If you get a chance in the next month, go to George Washington’s Mount Vernon and see the temporary exhibit on Washington’s swords. On display are two of George Washington’s swords he used during the Revolutionary War. One, a green ivory hilted sword that he acquired in 1778 and likely carried at Yorktown, is on loan from where it is usually exhibited, the Smithsonian’s National Museum of American History. But even more interesting is the only known Washington sword in private hands. This bone hilted sword is on generous display by an anonymous donor. The sword was made in Philadelphia and acquired by Washington in 1770, as tensions were rising between Great Britain and the colonies. Historians believe this sword to be the one Washington carried in the early years of the Revolutionary War, and is therefore likely to be the sword on his side when he crossed the Delaware River on Christmas night in 1776 and through the Ten Crucial Days campaign.
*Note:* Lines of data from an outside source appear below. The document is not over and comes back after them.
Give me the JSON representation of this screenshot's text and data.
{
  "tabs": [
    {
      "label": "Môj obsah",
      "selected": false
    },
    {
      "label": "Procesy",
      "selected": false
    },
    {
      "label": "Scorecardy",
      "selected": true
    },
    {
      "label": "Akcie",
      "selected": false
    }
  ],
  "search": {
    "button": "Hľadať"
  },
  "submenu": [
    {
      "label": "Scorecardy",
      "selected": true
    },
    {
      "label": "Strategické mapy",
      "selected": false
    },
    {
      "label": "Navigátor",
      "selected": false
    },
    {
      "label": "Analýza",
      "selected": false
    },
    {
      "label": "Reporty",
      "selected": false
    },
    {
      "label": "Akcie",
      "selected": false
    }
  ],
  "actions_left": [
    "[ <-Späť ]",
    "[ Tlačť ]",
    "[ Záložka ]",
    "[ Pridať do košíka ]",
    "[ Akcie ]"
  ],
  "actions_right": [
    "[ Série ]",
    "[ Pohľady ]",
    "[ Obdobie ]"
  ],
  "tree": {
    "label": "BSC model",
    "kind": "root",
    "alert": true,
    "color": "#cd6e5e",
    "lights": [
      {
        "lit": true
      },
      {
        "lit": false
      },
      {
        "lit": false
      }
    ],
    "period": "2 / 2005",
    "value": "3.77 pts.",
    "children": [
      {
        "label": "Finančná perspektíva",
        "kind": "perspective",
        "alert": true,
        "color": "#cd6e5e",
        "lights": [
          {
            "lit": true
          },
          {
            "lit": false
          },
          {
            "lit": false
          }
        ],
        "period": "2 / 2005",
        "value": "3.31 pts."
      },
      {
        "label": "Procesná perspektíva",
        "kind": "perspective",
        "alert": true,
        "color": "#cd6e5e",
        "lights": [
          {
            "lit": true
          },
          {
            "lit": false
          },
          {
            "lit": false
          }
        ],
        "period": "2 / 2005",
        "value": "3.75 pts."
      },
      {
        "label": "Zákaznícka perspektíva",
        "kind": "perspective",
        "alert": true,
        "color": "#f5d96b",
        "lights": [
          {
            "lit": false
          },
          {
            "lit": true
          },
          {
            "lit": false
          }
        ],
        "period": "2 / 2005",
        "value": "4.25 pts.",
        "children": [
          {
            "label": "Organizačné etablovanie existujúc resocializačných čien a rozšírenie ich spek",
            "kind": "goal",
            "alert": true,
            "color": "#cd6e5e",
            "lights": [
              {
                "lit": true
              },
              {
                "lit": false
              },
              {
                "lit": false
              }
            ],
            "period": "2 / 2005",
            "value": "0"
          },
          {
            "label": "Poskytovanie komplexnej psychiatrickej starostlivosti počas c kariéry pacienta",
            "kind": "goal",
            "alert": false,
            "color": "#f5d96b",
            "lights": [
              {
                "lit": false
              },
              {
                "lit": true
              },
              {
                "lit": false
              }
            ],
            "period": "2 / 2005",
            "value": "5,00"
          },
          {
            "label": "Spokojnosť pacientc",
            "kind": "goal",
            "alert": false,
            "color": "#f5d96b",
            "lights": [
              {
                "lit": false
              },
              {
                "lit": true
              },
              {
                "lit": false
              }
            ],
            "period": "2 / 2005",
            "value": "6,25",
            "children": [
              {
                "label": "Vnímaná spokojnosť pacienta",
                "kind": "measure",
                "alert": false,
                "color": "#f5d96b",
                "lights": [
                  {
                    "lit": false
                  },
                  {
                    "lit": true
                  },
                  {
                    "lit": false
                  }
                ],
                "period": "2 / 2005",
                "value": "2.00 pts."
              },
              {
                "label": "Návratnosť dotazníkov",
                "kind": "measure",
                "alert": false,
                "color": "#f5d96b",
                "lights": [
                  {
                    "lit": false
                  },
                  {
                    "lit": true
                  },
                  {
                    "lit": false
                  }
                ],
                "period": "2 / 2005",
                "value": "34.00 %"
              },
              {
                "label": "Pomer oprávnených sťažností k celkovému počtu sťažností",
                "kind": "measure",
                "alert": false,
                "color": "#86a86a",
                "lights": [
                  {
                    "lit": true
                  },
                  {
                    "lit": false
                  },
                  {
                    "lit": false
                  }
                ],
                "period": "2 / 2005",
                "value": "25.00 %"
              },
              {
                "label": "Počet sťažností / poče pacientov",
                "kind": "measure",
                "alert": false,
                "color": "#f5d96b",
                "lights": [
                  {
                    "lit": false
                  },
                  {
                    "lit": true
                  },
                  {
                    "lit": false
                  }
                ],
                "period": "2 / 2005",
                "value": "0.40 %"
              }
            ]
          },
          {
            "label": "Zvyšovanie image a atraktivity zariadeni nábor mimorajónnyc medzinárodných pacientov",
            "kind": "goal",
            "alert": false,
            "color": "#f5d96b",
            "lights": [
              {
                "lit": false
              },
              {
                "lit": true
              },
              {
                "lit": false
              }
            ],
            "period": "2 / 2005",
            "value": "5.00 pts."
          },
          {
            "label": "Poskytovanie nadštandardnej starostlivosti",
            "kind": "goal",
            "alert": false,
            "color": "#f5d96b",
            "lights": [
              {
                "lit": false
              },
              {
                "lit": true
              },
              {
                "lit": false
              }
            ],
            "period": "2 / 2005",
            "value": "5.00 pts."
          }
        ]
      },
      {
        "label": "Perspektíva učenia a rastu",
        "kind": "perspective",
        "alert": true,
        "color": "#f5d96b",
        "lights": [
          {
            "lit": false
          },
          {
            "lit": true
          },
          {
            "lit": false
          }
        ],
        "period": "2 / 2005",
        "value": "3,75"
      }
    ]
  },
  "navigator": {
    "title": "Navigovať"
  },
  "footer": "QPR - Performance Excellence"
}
Washington’s swords are so humbling to gaze upon because of the virtuousness of the cause in which they were raised and the greatness of the man who carried them. No sword of Napoleon Bonaparte or Julius Caesar can match it. While Washington’s military conquests pale in comparison to these men, the ideas Washington fought for and the impacts of his victories would mean much, much more. It is amazing to imagine what these swords saw when they were drawn in combat, but even more inspiring because of what they represented when they were sheathed. At his military zenith at the end of the Revolution, Washington returned his sword to its scabbard and resigned his commission, an act for which he should always be remembered. In his Last Will and Testament, when he made provisions for giving these swords to his nephews, Washington included an important passage: “These swords are accompanied with an injunction not to unsheathe them for the purpose of shedding blood, except it be for self defence, or in defence of their Country and its rights; and in the latter case, to keep them unsheathed, and prefer falling with them in their hands, to the relinquishment thereof.”
Included in the display are the sword scabbards and also a small silver medallion about the size of a quarter. The piece of silver was found in an archaeological dig just outside of the mansion recently. It was discovered that “GW” was engraved on it, and Mount Vernon archaeologists determined it was an ornament from one of Washington’s sword scabbards. They believe it was discarded after Washington’s death and it is now on display in the case with the original scabbards.
Frederick Douglass, the famous 19th century abolitionist, once reflected on these kinds of important artifacts, including Washington’s sword. He wrote that “there are some things and places made sacred by their uses and by the events with which they are associated,” and this included “the sword worn by Washington through the war of the Revolution.” He noted that items like the sword “stir in the minds of men peculiar sensations.” Go and see what he was talking about.
An excellent time to see this exhibit would be on the weekend of April 30 and May 1. That same weekend Mount Vernon will be hosting hundreds of Revolutionary War reenactors from around the country, including yours truly.
The swords will be on display at Mount Vernon until May 30, 2016.